The answer should consist of each line below that contains the word "Signal".

------

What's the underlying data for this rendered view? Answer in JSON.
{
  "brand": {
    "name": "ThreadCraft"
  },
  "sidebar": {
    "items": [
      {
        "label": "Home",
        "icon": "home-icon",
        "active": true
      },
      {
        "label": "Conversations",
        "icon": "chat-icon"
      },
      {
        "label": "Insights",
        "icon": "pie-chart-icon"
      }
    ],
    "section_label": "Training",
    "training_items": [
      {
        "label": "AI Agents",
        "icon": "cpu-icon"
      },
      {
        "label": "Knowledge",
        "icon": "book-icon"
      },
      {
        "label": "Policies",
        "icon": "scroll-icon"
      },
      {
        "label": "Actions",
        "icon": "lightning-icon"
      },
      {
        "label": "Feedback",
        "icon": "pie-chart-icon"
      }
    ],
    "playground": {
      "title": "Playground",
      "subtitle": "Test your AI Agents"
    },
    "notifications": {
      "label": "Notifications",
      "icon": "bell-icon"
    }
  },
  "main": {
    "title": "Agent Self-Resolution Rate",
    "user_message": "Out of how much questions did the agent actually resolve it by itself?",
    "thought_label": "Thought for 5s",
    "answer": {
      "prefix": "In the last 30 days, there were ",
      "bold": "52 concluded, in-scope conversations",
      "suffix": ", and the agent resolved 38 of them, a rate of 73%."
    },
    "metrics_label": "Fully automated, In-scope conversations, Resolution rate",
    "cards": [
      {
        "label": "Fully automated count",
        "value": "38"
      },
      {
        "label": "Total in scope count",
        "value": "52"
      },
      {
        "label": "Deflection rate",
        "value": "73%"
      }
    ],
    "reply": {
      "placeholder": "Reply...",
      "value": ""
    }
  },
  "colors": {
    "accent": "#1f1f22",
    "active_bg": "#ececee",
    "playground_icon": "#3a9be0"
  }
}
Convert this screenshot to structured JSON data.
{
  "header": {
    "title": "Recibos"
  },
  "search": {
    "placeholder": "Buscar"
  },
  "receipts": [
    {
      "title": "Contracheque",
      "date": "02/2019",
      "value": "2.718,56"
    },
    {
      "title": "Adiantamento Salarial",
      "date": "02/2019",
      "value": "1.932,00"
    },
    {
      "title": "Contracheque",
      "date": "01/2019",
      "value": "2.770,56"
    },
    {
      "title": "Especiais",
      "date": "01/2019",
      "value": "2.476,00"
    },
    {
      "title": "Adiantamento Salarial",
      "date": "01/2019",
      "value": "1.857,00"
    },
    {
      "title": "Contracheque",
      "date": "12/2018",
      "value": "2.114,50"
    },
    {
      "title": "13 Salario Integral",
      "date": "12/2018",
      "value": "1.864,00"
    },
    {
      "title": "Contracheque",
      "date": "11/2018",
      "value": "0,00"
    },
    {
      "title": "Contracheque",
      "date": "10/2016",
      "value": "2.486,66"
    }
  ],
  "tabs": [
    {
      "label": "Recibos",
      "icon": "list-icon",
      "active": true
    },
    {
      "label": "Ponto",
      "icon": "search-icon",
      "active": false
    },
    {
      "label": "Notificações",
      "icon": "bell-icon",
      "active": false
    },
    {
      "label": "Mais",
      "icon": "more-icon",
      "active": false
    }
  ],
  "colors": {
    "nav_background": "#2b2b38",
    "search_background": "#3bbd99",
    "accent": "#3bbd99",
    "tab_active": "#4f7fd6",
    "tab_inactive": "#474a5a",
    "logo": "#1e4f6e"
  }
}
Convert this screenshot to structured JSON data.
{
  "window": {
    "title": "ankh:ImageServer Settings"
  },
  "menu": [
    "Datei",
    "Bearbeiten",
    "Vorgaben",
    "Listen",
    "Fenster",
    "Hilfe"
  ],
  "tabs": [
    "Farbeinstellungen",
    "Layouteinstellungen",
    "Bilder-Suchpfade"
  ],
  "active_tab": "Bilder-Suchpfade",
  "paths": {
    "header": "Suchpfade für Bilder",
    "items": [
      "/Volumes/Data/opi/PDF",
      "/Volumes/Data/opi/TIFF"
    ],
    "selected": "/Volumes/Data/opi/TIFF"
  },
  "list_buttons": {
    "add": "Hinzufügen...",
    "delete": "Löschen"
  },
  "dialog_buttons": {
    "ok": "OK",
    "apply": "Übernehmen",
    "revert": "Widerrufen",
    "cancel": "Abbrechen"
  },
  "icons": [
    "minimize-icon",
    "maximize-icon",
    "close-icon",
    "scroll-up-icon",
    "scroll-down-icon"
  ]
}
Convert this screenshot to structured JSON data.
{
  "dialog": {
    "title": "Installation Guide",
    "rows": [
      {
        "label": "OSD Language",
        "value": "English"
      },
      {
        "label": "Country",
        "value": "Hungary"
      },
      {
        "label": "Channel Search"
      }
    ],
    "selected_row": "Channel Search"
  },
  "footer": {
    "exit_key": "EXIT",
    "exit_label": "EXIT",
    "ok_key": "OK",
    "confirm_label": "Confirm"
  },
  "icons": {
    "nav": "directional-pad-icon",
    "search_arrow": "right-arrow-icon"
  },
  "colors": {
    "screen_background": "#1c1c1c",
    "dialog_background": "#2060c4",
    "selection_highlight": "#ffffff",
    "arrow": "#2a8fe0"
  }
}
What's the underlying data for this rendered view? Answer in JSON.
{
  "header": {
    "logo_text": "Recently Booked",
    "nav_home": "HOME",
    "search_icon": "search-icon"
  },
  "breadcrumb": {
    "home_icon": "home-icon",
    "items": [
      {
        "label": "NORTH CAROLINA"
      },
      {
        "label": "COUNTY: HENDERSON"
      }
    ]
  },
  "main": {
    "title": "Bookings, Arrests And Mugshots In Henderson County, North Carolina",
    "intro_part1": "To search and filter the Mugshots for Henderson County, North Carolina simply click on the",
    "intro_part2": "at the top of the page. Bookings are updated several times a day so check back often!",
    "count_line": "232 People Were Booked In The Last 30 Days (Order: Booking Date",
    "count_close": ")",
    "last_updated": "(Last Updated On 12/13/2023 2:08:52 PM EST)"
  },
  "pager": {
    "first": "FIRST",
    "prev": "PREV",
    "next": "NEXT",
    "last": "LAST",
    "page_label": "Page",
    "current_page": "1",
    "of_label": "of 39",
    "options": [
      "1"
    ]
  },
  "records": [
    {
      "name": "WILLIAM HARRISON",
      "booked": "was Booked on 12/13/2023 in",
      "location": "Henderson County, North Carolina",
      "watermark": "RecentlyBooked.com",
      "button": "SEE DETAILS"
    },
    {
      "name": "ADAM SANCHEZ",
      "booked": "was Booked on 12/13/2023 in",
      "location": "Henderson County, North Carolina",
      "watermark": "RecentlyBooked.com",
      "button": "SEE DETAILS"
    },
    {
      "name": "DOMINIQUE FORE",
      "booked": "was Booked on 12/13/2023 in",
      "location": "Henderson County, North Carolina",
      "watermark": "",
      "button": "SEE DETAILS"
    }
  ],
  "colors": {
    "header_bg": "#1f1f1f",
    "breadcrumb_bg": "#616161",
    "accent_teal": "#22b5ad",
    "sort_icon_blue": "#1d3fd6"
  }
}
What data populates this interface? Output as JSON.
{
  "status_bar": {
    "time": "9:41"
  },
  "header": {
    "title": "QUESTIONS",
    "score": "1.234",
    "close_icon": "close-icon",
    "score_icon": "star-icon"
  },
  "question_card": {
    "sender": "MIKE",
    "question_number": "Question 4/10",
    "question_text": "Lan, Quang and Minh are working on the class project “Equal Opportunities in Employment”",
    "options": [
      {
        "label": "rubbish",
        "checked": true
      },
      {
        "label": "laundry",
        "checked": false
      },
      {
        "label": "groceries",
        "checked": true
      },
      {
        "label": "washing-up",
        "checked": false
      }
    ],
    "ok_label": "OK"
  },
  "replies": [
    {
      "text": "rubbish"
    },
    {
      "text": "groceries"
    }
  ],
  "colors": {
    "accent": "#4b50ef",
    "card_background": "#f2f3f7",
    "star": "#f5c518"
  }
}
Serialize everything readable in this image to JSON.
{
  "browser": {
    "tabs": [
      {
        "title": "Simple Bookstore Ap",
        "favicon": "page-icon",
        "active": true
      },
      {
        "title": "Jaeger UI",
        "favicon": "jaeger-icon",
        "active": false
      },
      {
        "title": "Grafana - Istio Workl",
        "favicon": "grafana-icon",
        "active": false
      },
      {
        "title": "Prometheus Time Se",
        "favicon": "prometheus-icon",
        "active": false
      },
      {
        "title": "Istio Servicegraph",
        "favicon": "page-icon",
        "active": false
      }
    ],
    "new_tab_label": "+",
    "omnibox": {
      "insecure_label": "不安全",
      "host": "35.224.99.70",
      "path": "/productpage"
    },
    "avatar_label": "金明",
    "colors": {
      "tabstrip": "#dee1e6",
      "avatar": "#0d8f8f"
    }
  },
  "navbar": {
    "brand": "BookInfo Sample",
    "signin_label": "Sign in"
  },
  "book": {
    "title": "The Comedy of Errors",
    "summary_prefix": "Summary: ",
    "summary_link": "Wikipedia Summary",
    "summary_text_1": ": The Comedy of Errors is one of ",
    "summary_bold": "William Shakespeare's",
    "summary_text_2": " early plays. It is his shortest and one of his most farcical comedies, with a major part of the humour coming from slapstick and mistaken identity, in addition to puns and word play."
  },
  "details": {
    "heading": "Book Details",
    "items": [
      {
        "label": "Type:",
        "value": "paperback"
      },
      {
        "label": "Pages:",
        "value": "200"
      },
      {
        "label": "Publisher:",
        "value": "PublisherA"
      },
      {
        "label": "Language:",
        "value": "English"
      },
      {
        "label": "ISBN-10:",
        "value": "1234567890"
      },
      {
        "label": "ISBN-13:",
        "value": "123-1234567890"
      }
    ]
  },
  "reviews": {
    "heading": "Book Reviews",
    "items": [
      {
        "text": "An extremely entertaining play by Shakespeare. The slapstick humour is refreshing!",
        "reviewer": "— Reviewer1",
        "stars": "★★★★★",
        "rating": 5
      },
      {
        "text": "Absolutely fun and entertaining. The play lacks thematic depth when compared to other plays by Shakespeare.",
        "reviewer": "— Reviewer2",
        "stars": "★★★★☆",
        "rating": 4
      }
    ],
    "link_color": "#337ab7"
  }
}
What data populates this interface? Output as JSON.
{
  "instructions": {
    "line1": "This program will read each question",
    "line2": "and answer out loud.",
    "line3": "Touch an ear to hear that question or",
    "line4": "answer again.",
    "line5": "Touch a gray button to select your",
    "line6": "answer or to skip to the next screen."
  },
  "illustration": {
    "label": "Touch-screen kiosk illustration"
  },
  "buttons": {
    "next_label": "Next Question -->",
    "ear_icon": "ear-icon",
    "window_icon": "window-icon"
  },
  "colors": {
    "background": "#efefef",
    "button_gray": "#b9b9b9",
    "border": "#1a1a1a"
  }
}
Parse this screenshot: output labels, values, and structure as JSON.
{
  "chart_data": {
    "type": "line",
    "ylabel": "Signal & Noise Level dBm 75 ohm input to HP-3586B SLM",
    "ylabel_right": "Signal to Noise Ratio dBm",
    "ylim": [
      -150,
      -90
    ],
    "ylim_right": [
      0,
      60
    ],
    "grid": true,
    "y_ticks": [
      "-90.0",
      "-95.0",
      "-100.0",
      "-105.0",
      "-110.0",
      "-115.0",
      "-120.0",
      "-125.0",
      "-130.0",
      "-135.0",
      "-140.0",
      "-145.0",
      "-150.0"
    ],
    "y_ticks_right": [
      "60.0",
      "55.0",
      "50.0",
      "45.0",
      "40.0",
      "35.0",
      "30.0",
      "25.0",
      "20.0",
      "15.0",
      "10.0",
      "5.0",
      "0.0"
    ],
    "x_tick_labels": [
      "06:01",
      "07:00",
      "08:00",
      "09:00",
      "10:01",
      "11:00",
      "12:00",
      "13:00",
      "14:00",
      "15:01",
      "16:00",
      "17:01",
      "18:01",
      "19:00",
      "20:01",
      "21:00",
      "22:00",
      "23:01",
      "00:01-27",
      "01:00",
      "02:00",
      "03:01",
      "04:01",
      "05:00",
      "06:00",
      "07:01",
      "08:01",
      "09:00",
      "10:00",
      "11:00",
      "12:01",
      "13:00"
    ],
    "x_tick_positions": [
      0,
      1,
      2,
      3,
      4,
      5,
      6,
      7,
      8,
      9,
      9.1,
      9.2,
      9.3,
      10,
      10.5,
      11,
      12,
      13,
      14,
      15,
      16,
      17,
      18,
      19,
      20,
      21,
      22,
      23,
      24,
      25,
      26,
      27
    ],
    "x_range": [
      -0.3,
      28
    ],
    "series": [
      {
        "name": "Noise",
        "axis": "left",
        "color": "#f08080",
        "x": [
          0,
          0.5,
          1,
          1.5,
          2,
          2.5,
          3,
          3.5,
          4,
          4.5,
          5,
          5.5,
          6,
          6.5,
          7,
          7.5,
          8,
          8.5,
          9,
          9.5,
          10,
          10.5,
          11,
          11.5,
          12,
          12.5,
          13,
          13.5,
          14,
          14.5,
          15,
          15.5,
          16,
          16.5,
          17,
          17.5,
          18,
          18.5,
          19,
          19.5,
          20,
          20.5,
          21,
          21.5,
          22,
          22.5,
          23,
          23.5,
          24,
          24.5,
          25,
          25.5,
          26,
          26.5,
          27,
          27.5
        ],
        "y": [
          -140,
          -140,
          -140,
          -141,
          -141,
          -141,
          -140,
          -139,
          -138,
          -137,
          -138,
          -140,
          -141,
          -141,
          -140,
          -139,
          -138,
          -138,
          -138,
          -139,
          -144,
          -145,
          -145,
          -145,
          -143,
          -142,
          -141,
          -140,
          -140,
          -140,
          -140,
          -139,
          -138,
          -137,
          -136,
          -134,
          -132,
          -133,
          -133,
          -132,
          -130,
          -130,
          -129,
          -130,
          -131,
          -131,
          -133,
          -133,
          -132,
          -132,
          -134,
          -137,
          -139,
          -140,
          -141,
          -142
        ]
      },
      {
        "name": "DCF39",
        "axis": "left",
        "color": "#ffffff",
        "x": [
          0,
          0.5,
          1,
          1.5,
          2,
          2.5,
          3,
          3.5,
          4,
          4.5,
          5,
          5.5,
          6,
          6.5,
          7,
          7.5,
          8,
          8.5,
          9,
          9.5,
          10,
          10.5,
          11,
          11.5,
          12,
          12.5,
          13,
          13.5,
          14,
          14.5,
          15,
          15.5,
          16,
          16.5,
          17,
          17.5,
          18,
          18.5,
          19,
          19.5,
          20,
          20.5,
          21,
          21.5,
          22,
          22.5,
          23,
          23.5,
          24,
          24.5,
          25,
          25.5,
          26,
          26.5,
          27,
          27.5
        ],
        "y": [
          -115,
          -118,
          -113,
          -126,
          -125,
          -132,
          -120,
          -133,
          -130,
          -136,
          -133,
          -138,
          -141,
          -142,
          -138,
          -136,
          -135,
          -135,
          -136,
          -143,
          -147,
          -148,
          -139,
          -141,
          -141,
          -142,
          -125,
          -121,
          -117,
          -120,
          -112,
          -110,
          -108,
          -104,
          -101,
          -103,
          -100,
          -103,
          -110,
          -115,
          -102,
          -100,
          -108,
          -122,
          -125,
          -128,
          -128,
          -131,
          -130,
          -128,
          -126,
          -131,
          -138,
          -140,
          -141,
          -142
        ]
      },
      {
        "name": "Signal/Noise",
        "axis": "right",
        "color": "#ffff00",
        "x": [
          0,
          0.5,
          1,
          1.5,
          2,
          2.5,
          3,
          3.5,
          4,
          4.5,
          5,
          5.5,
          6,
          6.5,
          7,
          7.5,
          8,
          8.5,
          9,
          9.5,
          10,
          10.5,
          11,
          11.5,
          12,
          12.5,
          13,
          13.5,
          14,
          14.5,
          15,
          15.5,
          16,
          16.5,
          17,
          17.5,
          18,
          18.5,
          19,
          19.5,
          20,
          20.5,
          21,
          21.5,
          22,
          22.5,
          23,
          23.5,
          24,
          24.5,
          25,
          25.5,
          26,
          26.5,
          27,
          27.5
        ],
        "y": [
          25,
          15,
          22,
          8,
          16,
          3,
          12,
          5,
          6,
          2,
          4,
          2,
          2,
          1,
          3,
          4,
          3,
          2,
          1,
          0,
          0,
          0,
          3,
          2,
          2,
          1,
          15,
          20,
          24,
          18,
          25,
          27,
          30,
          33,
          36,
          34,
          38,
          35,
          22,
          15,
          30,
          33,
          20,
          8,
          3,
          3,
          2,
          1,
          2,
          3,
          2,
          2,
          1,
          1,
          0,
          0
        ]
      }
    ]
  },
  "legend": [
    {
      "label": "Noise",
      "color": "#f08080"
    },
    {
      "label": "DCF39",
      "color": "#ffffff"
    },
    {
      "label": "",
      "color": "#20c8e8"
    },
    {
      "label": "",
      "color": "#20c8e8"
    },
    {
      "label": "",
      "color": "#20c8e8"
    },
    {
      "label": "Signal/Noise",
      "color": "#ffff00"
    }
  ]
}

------

◆ Your response
    "ylabel": "Signal & Noise Level dBm 75 ohm input to HP-3586B SLM",
    "ylabel_right": "Signal to Noise Ratio dBm",
        "name": "Signal/Noise",
      "label": "Signal/Noise",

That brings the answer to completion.